- Furnisher Granted Summary Judgment Upon Reconsideration Because It Had No Duty to Repeat an Investigation After Receiving Information It Already Knew
- April 29, 2010 | Author: Martin Thornthwaite
- Law Firm: Strasburger & Price, LLP - Frisco Office
Drew v. Equifax Info. Servs., LLC, et al., 2010 U.S. Dist. LEXIS 25979 (N.D. Cal. March 20, 2010)
Facts: Plaintiff sued Defendants after his identity was compromised and fraudulent accounts appeared on his consumer reports. Defendants sought reconsideration of the denial of their motions for summary judgment. Specifically, Chase Bank USA (“Chase”) challenged the Court’s finding that it was not entitled to summary judgment on Plaintiff’s § 1681s-2(b) reasonable investigation claim regarding disputed credit card accounts. Additionally, FIA Card Services (“FIA”) urged the Court to reconsider its statute of limitations defense to Plaintiff’s § 1681s-2(b) claim, and Equifax joined and adopted FIA’s motion. The Court granted Chase and FIA’s motions for reconsideration and entered summary judgment on Plaintiff’s claims against them, but denied Equifax’s motion for reconsideration.
- Reinvestigation. Furnishers are not required to repeat earlier investigations if they “do not have new information” from the consumer reporting agencies (“CRAs”) or have “reason to doubt the result of the earlier investigation.” Chase had previously confirmed that the account at issue was fraudulent and had already closed the account and reported it as lost or stolen. The Court held that Chase had no duty to repeat its earlier investigation after it received information that it already knew. Further, Plaintiff’s evidence, a consumer report from a third party, that purportedly showed Chase incorrectly reported the account constituted inadmissible hearsay and was unauthenticated. An Equifax file that also may have indicated the account reported incorrectly lacked foundation and also constituted inadmissible hearsay.
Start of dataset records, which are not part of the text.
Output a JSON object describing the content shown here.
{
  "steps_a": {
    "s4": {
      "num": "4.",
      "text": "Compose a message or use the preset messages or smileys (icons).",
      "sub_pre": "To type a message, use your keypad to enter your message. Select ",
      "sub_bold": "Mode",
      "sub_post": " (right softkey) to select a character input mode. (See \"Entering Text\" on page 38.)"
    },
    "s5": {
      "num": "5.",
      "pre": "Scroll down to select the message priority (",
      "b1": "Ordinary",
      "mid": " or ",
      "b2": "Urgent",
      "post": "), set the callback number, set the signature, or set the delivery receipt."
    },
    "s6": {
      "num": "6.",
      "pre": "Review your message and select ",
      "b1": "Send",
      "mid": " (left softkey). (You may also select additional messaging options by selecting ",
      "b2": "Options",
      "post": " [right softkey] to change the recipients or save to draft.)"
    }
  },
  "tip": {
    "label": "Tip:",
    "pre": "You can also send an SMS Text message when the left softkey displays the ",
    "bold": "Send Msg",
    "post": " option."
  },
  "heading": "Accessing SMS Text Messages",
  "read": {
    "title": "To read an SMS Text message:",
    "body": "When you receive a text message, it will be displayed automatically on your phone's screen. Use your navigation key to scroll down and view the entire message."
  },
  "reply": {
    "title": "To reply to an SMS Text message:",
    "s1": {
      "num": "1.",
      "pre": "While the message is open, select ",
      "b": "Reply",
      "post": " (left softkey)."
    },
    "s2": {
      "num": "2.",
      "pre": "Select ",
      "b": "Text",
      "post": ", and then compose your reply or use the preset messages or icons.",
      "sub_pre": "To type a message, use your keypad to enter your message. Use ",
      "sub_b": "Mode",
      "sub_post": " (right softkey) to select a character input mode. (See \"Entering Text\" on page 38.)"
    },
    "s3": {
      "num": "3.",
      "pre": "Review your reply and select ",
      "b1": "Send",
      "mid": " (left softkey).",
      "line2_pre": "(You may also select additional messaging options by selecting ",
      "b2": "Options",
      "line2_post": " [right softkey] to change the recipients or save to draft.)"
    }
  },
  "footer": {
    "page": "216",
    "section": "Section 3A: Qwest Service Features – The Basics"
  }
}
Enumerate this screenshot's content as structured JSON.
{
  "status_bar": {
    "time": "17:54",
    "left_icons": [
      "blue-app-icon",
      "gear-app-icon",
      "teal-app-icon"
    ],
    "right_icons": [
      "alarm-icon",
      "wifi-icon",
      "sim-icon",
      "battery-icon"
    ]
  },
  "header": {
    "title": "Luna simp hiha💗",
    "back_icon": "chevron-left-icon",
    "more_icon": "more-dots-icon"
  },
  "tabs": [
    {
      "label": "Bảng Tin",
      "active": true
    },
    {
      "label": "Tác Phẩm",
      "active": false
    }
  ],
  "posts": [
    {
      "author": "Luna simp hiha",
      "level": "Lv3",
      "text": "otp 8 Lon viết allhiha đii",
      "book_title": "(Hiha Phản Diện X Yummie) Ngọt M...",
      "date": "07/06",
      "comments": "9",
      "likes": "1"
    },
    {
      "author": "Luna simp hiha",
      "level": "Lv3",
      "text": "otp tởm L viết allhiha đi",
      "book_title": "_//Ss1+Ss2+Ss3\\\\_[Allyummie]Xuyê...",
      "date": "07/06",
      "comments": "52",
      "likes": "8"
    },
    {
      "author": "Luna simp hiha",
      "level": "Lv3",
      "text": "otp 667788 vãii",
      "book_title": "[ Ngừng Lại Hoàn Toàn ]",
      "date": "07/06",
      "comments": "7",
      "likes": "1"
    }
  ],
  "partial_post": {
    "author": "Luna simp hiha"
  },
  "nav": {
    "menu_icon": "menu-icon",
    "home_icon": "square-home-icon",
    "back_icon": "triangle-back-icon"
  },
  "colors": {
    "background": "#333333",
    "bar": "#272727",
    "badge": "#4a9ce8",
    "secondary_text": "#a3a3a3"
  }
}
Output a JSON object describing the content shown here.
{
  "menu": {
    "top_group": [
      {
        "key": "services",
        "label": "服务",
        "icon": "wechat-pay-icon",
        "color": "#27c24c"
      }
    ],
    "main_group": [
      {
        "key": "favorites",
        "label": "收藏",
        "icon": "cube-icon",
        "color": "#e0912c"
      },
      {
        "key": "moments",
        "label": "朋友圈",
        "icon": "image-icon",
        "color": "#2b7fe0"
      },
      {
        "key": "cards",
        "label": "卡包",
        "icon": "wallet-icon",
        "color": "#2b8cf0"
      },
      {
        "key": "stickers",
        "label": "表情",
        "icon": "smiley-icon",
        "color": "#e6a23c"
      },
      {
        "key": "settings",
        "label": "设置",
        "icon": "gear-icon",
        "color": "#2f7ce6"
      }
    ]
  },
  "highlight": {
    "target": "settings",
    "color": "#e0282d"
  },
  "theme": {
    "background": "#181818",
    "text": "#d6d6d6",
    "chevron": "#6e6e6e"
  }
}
- Statute of Limitations. The statue of limitations for a § 1681s-2(b) claim accrues when a consumer discovers that the furnisher failed to conduct a reasonable investigation into the fraudulent account. Plaintiff’s claim against FIA was barred because he failed to bring suit over two years after discovering a possible violation, even after taking into consideration additional months of equitable tolling when Plaintiff underwent cancer treatment.
- Summary Judgment. The Court found that Equifax’s motion for reconsideration improperly introduced a new sub-issue that was not part of its motion for summary judgment. Equifax’s motion adopted FIA’s statute of limitations arguments but failed to explain how they applied to the disputed facts related to the reasonableness of Equifax’s reinvestigation of a separate dispute.